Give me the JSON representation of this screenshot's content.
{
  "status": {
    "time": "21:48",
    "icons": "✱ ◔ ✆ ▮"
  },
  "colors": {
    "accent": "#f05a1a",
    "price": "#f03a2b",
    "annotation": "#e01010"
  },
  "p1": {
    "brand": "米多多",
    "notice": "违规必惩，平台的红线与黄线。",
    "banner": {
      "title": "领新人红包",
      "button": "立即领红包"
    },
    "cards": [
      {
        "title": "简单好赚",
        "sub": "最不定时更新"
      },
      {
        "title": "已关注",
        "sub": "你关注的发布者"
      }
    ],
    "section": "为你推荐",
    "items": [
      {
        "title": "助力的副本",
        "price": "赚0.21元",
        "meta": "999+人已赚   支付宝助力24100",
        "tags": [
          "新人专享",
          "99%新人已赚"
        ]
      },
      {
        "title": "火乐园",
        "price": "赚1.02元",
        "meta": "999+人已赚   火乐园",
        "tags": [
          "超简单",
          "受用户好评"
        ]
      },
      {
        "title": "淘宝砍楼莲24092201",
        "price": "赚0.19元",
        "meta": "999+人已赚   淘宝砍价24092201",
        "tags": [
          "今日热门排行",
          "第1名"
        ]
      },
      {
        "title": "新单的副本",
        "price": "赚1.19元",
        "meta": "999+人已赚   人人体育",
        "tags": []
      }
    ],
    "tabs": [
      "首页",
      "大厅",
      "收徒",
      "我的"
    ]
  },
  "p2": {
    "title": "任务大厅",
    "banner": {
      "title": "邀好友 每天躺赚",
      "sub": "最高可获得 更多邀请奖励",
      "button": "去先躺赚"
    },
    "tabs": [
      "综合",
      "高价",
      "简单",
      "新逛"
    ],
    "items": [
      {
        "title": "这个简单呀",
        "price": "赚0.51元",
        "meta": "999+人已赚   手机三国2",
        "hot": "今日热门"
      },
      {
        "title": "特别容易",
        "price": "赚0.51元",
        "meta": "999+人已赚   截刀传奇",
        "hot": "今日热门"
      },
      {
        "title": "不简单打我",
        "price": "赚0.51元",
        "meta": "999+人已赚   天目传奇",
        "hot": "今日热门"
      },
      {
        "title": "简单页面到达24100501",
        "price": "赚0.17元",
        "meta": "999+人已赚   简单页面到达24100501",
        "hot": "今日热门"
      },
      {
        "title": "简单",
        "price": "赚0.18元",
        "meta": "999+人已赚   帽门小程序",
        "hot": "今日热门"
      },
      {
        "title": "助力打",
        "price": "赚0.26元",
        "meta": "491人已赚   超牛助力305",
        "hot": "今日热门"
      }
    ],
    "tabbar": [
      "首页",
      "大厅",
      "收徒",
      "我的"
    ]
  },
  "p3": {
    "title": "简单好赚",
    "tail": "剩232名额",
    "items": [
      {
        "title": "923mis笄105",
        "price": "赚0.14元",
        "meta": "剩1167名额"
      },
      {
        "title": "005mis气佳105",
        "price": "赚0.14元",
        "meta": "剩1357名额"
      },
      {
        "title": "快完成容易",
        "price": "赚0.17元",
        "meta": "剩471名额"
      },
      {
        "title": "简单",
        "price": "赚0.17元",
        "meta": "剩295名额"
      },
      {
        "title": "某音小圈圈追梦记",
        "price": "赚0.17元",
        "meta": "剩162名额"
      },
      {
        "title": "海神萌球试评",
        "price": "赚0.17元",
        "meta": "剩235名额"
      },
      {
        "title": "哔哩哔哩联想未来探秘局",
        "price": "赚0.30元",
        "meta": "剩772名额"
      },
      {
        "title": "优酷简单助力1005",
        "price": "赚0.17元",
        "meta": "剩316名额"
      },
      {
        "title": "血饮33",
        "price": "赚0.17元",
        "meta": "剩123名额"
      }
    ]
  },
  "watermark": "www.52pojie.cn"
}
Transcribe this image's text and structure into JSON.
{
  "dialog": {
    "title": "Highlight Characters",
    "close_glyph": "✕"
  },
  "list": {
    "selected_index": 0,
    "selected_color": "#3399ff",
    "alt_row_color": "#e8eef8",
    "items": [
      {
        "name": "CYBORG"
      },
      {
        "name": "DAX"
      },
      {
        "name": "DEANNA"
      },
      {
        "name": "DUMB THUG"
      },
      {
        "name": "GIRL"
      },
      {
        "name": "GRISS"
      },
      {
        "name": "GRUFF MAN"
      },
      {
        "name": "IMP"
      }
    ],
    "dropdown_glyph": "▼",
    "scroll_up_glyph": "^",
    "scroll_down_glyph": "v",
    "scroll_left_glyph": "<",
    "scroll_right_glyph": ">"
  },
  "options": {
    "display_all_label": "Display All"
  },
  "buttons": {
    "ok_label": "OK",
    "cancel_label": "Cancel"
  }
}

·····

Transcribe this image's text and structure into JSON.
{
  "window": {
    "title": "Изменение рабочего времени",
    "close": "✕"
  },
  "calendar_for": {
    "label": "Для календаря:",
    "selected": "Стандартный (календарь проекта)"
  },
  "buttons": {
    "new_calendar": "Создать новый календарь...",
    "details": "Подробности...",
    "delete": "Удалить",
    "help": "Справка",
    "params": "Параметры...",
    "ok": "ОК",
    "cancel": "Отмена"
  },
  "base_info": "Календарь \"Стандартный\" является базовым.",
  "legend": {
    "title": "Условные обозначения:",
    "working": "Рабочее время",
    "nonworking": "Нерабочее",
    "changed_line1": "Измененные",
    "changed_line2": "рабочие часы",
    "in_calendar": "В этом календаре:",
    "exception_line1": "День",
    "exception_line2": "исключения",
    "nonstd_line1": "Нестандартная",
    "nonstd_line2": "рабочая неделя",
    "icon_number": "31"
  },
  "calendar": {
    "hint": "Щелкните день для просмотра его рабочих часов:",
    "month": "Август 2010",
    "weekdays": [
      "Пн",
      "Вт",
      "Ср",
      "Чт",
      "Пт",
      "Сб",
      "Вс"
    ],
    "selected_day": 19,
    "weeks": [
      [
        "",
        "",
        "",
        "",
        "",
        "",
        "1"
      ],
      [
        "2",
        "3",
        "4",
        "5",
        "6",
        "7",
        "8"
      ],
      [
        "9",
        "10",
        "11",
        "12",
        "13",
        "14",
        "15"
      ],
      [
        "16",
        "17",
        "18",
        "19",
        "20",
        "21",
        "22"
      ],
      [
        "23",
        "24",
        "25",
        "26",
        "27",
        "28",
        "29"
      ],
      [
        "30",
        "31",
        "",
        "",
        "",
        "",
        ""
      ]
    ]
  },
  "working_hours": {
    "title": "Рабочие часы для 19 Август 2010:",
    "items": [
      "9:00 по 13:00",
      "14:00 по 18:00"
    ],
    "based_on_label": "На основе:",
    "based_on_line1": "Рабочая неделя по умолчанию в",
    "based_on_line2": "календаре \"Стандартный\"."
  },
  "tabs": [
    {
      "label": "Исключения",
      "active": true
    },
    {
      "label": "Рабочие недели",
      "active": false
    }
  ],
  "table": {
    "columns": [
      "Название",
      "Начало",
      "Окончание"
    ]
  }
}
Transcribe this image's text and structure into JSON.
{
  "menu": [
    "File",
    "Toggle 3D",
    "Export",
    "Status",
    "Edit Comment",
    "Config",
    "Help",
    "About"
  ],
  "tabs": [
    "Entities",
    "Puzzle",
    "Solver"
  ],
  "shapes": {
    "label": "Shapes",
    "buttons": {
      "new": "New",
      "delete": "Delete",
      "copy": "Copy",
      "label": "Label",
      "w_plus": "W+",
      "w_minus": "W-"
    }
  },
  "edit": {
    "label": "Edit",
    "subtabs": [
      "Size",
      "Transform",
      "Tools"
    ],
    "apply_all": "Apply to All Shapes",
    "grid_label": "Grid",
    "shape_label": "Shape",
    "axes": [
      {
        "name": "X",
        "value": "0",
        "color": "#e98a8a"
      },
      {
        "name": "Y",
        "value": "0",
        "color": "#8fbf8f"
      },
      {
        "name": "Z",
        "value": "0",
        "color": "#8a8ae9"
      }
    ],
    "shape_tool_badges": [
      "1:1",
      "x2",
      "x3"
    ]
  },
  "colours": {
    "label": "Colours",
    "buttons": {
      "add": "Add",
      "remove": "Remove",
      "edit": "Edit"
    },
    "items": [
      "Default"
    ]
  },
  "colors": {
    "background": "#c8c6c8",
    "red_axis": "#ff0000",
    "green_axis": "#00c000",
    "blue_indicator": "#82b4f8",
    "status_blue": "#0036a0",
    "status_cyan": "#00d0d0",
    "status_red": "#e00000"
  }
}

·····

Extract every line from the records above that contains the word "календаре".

    "in_calendar": "В этом календаре:",
    "based_on_line2": "календаре \"Стандартный\"."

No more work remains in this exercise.